I have to prove that given any set, there's no function f : A -> P(A), where P(A) is the power set of A, that is onto.
well, if the set A has n elements, then P(A) will have 2^n elements. therefore, |P(A)| will always be larger than A, and therefore the function f:A -> P(A) cannot be injective and hence cannot be onto. that's the gist of it. write that more formally and it should be fine
EDIT: wait, am i mixing up "onto" with "bijective"?
Ah, Cantor's Theorem.
First note that $\displaystyle A$ and $\displaystyle P(A)$ have different cardinalities.
Proof (by contradiction):
Suppose $\displaystyle f : A \rightarrow P(A)$ is onto.
We want to find $\displaystyle B \in P(A)$ that is not in the image of $\displaystyle A$.
Define $\displaystyle B = {a \in A \ni a \notin f(a)}$
Since $\displaystyle f$ is onto, $\displaystyle \exists a_0 \in A \ni f(a_0) = B$.
Case 1: If $\displaystyle a_0 \in B$, then by definition, $\displaystyle a_0 \in f(a_0) = B$
This is a contradiction.
Case 2: If $\displaystyle a_0 \notin B$ then $\displaystyle a_0 \notin B = f(a_0)$ and so by definition of $\displaystyle B$, $\displaystyle a_0 \in B$

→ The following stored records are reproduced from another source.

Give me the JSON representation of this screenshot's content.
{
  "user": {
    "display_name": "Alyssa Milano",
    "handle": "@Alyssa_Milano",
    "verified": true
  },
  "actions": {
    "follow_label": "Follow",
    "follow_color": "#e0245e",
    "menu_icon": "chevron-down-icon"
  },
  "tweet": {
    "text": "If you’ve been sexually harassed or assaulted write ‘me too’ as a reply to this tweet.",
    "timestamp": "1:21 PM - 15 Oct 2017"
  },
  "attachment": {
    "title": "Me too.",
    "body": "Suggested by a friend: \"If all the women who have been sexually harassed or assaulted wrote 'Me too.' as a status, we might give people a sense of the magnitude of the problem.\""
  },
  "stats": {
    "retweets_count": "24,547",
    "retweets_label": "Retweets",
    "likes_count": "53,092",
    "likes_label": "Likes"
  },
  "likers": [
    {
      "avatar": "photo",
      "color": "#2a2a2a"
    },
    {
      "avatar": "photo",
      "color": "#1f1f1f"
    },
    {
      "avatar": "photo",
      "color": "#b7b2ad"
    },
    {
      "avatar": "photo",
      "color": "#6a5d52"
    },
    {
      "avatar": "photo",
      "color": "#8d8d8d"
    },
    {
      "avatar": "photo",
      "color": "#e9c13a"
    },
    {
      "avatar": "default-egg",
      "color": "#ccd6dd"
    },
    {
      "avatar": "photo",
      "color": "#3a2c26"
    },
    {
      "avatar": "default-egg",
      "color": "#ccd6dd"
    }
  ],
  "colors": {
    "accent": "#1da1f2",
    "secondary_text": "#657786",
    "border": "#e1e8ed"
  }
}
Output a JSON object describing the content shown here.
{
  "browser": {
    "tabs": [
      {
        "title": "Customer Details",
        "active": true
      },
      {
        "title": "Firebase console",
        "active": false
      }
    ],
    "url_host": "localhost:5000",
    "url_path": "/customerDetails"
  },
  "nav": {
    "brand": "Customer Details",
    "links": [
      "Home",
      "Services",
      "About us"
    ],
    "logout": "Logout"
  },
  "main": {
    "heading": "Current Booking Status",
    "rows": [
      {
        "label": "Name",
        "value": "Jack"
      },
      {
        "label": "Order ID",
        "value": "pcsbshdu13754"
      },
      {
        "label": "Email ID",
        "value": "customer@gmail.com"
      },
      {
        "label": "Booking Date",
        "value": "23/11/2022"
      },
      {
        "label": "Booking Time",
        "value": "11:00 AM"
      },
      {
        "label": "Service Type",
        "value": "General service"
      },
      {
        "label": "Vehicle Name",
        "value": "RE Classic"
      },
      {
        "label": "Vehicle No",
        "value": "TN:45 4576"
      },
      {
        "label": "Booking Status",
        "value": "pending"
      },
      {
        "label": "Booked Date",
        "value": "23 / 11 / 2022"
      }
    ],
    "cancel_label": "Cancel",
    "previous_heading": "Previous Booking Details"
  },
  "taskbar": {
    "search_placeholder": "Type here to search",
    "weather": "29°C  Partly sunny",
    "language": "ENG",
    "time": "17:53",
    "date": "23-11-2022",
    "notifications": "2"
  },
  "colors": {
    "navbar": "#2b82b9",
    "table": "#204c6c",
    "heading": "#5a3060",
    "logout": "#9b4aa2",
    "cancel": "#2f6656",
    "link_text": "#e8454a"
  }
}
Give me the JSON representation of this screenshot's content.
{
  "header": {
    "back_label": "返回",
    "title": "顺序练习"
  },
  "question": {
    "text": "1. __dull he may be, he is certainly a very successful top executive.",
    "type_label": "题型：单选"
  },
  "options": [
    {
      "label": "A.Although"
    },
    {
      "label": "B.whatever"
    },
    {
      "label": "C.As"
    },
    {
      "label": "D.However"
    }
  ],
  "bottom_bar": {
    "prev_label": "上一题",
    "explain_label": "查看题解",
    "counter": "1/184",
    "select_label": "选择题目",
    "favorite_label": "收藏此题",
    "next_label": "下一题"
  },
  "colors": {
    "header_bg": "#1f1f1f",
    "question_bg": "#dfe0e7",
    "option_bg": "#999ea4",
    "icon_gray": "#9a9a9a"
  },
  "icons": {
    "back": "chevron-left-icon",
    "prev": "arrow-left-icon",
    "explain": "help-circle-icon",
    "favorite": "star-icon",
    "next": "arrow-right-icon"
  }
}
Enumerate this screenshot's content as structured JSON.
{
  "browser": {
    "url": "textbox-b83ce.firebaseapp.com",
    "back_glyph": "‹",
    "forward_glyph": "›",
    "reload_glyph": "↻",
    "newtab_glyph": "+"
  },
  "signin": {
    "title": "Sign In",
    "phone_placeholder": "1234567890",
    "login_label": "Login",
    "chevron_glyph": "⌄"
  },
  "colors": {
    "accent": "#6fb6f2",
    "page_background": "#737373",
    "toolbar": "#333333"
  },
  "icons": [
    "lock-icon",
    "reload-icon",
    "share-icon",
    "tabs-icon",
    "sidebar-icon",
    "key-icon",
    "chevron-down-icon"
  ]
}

This is a contradiction.
Thus, we've proved that f is not onto. $\displaystyle \square$